“Confirmed Judges, Confirmed Fears” is a blog series documenting the harmful impact of President Trump’s judges on Americans’ rights and liberties.
In June 2019, Trump judge Gregory Katsas of the District of Columbia Circuit dissented from a ruling that allowed a group of laid off employees to pursue a claim that their employer’s layoff improperly targeted African American workers. Katsas would have upheld a lower court order that dismissed the employment discrimination claim without giving the employees the chance to prove it.
In Davis v. District of Columbia, 47 former employees of the D.C. Child and Family Services Agency (DCCFSA) filed suit against the agency, contending that in carrying out a reduction-in-force (RIF) for budgetary reasons, the agency had improperly selected categories of workers that were heavily staffed by African-American employees. The plaintiffs pointed out that in an agency that was 73.4 percent African American, 93 percent (or 107 of the 115 RIF victims) were African American. Before allowing any discovery to take place, however, the district court granted summary judgment against the laid off employees on the ground that they had failed to identify a “specific employment practice” that had an improper racially disparate impact.
On appeal, although agreeing with the dismissal of some other claims by the former employees, the majority of a three-judge panel reversed the lower court dismissal of the RIF claim.
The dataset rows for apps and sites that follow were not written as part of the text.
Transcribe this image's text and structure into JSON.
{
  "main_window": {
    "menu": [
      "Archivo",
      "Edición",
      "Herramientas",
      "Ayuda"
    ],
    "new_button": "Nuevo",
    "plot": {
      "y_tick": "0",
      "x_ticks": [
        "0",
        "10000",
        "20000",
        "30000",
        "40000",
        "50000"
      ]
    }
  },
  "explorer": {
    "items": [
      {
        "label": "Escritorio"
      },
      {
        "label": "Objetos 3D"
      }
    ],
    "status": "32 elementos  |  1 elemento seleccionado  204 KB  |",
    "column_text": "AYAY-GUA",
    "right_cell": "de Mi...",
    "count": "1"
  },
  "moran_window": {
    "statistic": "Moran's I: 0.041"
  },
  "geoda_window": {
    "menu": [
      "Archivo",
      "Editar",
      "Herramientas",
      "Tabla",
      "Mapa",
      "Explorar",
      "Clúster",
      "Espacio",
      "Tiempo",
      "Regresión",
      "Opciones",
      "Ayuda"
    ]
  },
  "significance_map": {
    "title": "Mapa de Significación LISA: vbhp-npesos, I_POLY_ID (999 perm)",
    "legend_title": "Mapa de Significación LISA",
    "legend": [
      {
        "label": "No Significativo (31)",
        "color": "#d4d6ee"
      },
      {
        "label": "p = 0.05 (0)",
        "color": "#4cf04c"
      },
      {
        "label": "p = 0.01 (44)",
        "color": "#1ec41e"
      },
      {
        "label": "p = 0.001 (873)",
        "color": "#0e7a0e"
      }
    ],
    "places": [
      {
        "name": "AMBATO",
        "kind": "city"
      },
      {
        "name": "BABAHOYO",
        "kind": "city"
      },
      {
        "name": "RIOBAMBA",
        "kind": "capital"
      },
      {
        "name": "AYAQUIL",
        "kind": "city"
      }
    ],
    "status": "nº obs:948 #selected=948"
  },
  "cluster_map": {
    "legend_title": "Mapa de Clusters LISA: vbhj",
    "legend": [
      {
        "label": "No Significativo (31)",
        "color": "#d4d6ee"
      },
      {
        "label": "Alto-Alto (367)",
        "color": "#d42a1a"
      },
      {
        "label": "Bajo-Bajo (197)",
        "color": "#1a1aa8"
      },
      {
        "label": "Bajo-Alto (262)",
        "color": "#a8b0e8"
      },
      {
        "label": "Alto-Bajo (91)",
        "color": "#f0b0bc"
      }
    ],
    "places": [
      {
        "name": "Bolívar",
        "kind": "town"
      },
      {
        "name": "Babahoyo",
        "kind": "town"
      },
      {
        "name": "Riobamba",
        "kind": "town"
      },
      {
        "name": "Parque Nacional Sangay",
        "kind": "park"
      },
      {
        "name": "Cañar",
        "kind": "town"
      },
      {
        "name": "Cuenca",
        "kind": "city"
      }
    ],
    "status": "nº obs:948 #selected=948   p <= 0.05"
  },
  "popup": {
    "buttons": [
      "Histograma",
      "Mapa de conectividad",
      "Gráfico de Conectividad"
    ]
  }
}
Judge Cornelia Pillard, joined by Judge Patricia Millett, explained that the district court was wrong in claiming that the laid-off employees identified “only an overall decision making process” for the layoffs rather than specific employment practices as the law requires. “There is no mystery,” the majority noted, that the practices challenged included the determination to “target” two particular “job categories for elimination,” and then to “allow managers” to make “subjective choices of which positions to winnow from other units.” On remand, the court stated, the plaintiff will have the opportunity to take discovery and to show that the practices had a statistically significant racial impact, after which the court would determine whether the DCCFSA’s execution of the RIF was “justified by business necessity” in accordance with Title VII.
But Judge Katsas dissented, claiming that the laid off employees were challenging “the RIF as a whole” and relying on overall racial workforce statistics. The majority squarely rejected that assertion. The record “makes clear,” the majority explained, that the challenge was to the “specific processes” used to “select positions for the chopping block.” There was “no basis,” the majority went on, “to exempt such practices” from anti-discrimination law because they were used to implement a RIF. But if Katsas’ view had prevailed, that would have been the result and the laid off employees would not have been able to try to prove their discrimination claim.